I am certain that nothing has done so much to destroy the juridical safeguards of individual freedom as the striving after this mirage of social justice.
The refined punishments of the spiritual mode are usually much more indecent and dangerous than a good smack.
One man meets an infamous punishment for that crime which confers a diadem upon another.
Care should be taken that the punishment does not exceed the guilt; and also that some men do not suffer for offenses for which others are not even indicted.
Civilization is maintained by a very few people in a small number of places and we need only some bombs and a few prisons to blot it out altogether.
In jail a man has no personality. He is a minor disposal problem and a few entries on reports. Nobody cares who loves or hates him, what he looks like, what he did with his life. Nobody reacts to him unless he gives trouble. Nobody abuses him. All that is asked of him is that he go quietly to the right cell and remain quiet when he gets there. There is nothing to fight against, nothing to be mad at. The jailers are quiet men without animosity or sadism.
America is the land of the second chance – and when the gates of the prison open, the path ahead should lead to a better life.
We who live in prison, and in whose lives there is no event but sorrow, have to measure time by throbs of pain, and the record of bitter moments.
We judge ourselves by what we feel capable of doing, while others judge us by what we have already done.
One of the many lessons that one learns in prison is, that things are what they are and will be what they will be.

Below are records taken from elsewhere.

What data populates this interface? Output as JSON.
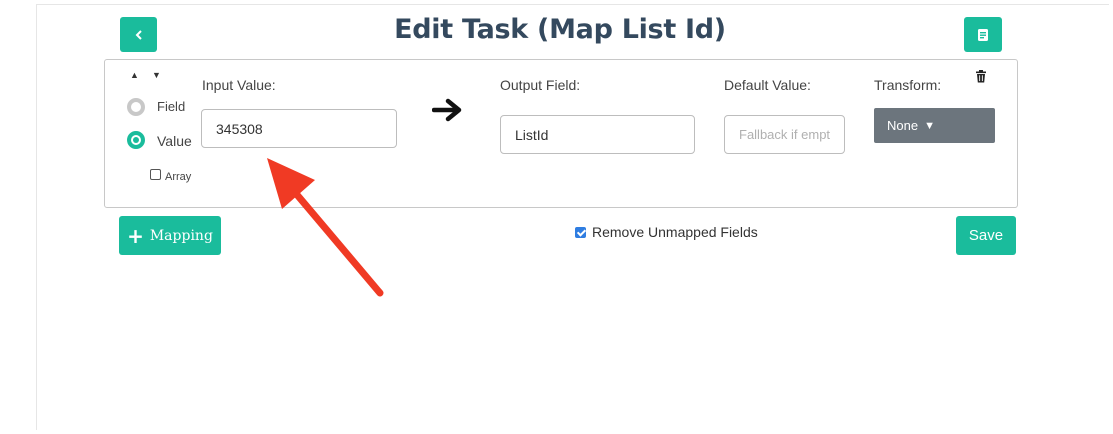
{
  "header": {
    "title": "Edit Task (Map List Id)",
    "back_icon": "chevron-left-icon",
    "doc_icon": "document-icon"
  },
  "mapping": {
    "input_label": "Input Value:",
    "input_value": "345308",
    "source_options": [
      {
        "label": "Field",
        "selected": false
      },
      {
        "label": "Value",
        "selected": true
      }
    ],
    "array_label": "Array",
    "array_checked": false,
    "output_label": "Output Field:",
    "output_value": "ListId",
    "default_label": "Default Value:",
    "default_placeholder": "Fallback if empty",
    "transform_label": "Transform:",
    "transform_value": "None"
  },
  "footer": {
    "add_mapping_label": "Mapping",
    "remove_unmapped_label": "Remove Unmapped Fields",
    "remove_unmapped_checked": true,
    "save_label": "Save"
  },
  "colors": {
    "accent": "#1abc9c",
    "title": "#34495e",
    "transform_bg": "#6c757d",
    "annotation_arrow": "#f03a24"
  }
}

Whatever is worthy to be loved for anything is worthy of preservation. A wise and dispassionate legislator, if any such should ever arise among men, will not condemn to death him who has done or is likely to do more service than injury to society. Blocks and gibbets are the nearest objects with legislators, and their business is never with hopes or with virtues.
Prisons don't rehabilitate, they don't punish, they don't protect, so what the hell do they do?
When I was in prison, I was wrapped up in all those deep books. That Tolstoy crap - people shouldn't read that stuff.
The reformative effect of punishment is a belief that dies hard, chiefly I think, because it is so satisfying to our sadistic impulses.
I sometimes wish that people would put a little more emphasis upon the observance of the law than they do upon its enforcement.
The thoughts of a prisoner - they're not free either. They keep returning to the same things.
Injustice anywhere is a threat to justice everywhere. We are caught in an inescapable network of mutuality, tied in a single garment of destiny. Whatever affects one directly, affects all indirectly.
I don't like being famous - it is like a prison. And driving for Ferrari would make it far worse.
Overlook our deeds, since you know that crime was absent from our inclination.